- Long Description: The Long Description field contains a large text field to more thoroughly describe a procedure and any associated details. This information is not printed on a claim form when generating claims.
- Notes: The Notes field will pull its contents into the Notes Tab of a charge that uses this procedure code.
- Usage Notes: This field is another large text field that allows you to write in notes regarding the usage of this particular Fee. This information is not pulled into claim forms when generating claims.
- Clinical Notes: This field will pull its contents into a Clinical Note into the Dental Tab of the Patient Ability whenever this Fee is used in a New Charge.
- Anesthesia Checkbox: This checkbox toggles the subsequent Anesthesia fields so you can edit them. This also flags the Fee in question as an Anesthesia Fee. Click here to learn more about Anesthesia Billing.
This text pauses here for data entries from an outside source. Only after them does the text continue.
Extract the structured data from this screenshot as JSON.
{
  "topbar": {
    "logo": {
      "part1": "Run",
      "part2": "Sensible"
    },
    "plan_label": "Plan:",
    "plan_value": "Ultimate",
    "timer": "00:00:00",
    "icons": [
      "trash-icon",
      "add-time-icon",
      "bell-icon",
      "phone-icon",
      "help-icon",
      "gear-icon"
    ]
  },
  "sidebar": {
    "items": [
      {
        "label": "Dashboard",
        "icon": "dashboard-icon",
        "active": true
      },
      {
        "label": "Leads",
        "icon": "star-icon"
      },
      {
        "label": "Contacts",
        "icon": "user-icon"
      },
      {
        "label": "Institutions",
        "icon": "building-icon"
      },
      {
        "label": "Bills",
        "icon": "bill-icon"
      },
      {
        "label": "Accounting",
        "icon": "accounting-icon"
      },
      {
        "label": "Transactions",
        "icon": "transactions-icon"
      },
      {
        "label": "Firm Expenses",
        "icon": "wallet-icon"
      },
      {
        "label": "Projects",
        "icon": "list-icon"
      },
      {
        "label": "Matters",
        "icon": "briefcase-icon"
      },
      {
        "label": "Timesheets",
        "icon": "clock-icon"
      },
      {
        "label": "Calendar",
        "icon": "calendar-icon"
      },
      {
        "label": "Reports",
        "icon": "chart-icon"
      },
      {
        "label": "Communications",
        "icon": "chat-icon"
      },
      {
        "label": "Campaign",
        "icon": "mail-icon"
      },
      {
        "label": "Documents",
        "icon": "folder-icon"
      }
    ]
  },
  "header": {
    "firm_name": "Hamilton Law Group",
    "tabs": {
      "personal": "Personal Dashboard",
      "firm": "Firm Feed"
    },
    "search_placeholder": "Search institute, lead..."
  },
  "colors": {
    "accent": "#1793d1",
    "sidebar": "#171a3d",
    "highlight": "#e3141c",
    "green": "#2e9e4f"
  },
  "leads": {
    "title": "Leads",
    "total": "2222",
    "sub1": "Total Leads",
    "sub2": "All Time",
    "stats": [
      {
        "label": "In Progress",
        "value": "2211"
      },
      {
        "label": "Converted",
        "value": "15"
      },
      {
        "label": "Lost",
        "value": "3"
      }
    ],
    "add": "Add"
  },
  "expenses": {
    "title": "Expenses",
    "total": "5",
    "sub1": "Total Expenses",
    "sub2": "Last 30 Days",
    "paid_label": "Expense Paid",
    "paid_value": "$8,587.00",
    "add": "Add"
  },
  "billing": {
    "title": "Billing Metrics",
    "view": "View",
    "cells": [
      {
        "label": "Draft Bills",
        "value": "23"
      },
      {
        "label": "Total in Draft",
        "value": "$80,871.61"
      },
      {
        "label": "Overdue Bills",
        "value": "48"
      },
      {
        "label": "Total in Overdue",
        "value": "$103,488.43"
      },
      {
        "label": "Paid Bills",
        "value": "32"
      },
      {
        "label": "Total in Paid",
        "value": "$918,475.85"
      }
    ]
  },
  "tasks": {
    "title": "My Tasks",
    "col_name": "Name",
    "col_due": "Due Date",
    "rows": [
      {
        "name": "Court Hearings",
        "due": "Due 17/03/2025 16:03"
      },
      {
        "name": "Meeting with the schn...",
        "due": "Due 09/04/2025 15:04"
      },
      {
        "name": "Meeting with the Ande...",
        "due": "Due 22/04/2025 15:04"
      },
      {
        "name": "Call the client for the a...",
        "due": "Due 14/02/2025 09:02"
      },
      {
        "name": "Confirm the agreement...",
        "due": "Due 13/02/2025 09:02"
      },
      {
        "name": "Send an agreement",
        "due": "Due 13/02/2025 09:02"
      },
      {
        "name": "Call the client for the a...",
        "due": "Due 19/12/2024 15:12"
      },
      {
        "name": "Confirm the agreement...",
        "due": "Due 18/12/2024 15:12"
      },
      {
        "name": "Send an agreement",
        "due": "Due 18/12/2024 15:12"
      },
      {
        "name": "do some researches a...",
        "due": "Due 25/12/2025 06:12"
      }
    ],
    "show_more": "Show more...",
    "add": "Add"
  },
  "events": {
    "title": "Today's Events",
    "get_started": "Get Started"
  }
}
We strongly recommend reading this article before proceeding with configuring Anesthesia fees.
- Anesthesia Base Units: The initial anesthesia amount used to induce an anesthetic state.
- Anesthesia Minutes/Unit (Hour 0-4): Indicates the number of minutes per unit for the first 4 hours of Anesthesia.
- Anesthesia Minutes/Unit (Hour 4+): Indicates the number of minutes per unit for every hour after the first 4 hours of anesthesia.
- Medication/NDC Table: This table allows you to tie a Medication to a particular Fee. This is particularly useful if your fee always uses the same medication with the same NDC number. You can only associate one medication to a given Fee. Any adjustments to a Medication must be done from the Medication Reference.
- Revenue Code: This field will pull into a UB-92 claim form's Revenue Code field and is a required field for Institutional claims.
- Rate Code: This is primarily used in some institutional eClaims when it is required.
- Consumed Items Table: This table links up with Items in the Inventory Ability.
Any added items will be deducted from Inventory counts when this code is added to a patient's ledger.
You are able to adjust the quantity that will be deducted, whether the item is Consumed or whether it is Sold and thus can be returned, and whether the item will scale if the Fee is set to sell per unit.